Leaves
The foliage varies from green to blue-green. Leaves are frequently very long and narrow. Seedling – opposite for around 4-6 pairs, then alternate, petiolate, broad lanceolate, elliptical or ovate (7.5-15 X 2.5-7cm, green, grayish-green or bluish.

Wood density [more info]

  • Green – approx’ 1130kg/m-3.
  • Air-dry – approx’ 900kg/m-3.
  • Basic – approx’ 710 kg/m-3

Drying and shrinkage[more info]

Needs close stickering and weighted stacks when drying to minimize warping. Some collapse occurs. Shrinkage about 4% radial, 8% tangential and after reconditioning about 2.5% radial, 4.5% tangential.

Workability [more info]
Necessary to adjust cutting angles when dressing due to the interlocked grain. Unsuitable for steam bending due to difficulty in obtaining straight-grained timber. Provided the grain is relatively straight it has good resistance to surface checking when exposed to the weather.Durability[more info]

In-Ground – 2
Above-Ground – 1
Marine – 2
Termite resistant

Class Life years
1 More than 25
2 15 to 25
3 8 to 15
4 Less than 8

Lyctus-susceptibility

Sapwood susceptible to attack by Lyctus borers.

Strength grouping and properties[more info]

S5 and SD5.
The classification is low because bending-strength is affected considerably by the grain which is noticeably interlocked.

Minimum values (Mpa) for green timber

Strength Property S1 S2 S3 S4 S5 S6 S7
MOR 103 86 73 62 52 43 36
MOE 1630 14200 12400 10700 9100 7900 6900
MCS 52 43 36 31 26 22 18

Minimum values (Mpa) for green timber

Strength Property SD1 SD2 SD3 SD4 SD5 SD6 SD7 SD8
MOR 150 130 110 94 78 65 55 45
MOE 21500 18500 16000 14000 12500 10500 9100 7900
MCS 80 70 61 54 47 41 36 30

Strength Properties

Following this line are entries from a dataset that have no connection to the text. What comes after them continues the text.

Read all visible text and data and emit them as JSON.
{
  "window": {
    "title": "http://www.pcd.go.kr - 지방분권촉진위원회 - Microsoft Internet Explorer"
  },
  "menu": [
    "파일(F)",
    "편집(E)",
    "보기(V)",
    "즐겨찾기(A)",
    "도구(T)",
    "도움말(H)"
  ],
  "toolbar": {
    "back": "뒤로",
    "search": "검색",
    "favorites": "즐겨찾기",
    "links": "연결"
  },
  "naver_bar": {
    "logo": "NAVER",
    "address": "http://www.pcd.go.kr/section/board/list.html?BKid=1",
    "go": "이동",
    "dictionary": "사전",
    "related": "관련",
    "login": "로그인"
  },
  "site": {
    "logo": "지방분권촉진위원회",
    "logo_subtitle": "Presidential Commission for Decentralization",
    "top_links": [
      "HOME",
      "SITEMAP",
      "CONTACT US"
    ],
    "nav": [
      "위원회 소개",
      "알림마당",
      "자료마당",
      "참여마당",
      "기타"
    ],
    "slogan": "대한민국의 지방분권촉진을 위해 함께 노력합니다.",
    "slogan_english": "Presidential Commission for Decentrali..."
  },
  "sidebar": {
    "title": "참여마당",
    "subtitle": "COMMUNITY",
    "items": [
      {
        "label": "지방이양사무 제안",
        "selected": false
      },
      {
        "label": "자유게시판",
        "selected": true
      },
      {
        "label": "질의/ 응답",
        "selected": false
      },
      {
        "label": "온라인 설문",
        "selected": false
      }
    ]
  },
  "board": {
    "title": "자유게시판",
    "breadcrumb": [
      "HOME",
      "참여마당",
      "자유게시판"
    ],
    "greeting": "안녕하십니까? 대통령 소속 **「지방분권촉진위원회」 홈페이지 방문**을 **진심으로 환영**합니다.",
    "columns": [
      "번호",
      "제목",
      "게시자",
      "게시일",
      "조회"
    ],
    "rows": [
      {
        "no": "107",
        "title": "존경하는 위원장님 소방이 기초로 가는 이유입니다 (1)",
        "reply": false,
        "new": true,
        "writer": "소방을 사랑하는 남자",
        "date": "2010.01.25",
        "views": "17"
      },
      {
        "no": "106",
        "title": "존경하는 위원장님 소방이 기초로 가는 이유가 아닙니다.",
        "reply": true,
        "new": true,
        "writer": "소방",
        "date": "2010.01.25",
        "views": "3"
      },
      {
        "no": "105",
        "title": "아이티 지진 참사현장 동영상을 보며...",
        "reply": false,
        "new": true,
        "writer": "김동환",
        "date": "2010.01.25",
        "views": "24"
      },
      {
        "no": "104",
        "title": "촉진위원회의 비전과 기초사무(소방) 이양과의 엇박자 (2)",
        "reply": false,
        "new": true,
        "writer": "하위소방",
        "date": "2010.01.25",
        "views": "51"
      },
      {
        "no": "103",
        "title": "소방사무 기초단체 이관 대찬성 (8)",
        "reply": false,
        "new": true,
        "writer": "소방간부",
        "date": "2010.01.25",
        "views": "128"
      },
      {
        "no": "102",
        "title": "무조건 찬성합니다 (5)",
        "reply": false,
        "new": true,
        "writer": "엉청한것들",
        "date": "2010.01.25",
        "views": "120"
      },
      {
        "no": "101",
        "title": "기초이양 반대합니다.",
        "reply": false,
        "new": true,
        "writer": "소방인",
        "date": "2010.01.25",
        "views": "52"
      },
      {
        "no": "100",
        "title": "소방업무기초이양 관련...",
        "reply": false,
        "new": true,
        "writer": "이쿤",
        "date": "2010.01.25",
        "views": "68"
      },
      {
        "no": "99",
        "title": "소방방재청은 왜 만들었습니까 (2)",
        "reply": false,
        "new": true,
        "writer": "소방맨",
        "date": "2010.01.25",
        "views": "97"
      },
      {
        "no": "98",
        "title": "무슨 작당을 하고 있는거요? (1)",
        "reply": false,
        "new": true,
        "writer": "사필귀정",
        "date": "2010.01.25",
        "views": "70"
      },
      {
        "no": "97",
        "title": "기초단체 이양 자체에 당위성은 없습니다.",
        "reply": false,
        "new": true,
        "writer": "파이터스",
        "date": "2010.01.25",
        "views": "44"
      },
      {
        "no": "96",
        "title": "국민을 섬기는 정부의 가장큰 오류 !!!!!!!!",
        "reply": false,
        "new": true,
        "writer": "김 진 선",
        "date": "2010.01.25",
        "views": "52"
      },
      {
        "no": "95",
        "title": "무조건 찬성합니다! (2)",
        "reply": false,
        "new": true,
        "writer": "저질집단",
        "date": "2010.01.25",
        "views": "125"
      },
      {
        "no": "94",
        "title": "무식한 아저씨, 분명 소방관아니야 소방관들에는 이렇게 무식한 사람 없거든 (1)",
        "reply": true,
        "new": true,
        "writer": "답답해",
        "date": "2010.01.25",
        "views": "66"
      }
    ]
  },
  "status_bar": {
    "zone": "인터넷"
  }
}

Strength Property Green Dry
MOR (MPa)    64  101
MOE (GPa)     8  11
MCS (MPa)    33  55
Impact (Izod value) (J)    14  8.1
Hardness (Janka) (kN)    7.7  10

Uses[more info]
It is hard, durable, resistant to termites and is often used for heavy construction, flooring, framing, fencing plywood, veneer manufacture, turnery, paneling, sills and posts.

Availability[more info]

Mainly in Victoria and south-western New South Wales.

References

  • Boland, DJ, Brooker, MIH, Chippendale, GM, Hall, N, Hyland, BPM, Johnson, RD, Kleinig, DA and Turner, JD (1984) Forest trees of Australia; Nelson, CSIRO. Melbourne.
  • Bootle, KR (1983); Wood in Australia. Types, properties and uses. McGraw-Hill Book Company, Sydney.
  • Cremer, KW (Ed). (1990); Trees for rural Australia. Inkata Press, Melbourne.
  • Hillis, W.E. and Brown, A.G. (1984) Eucalypts for wood production. Academic Press, Melbourne.
  • Standards Association of Australia (1986); Timber – Classification into strength groups. AS2878-1986.

Source : Forest Products Commission WA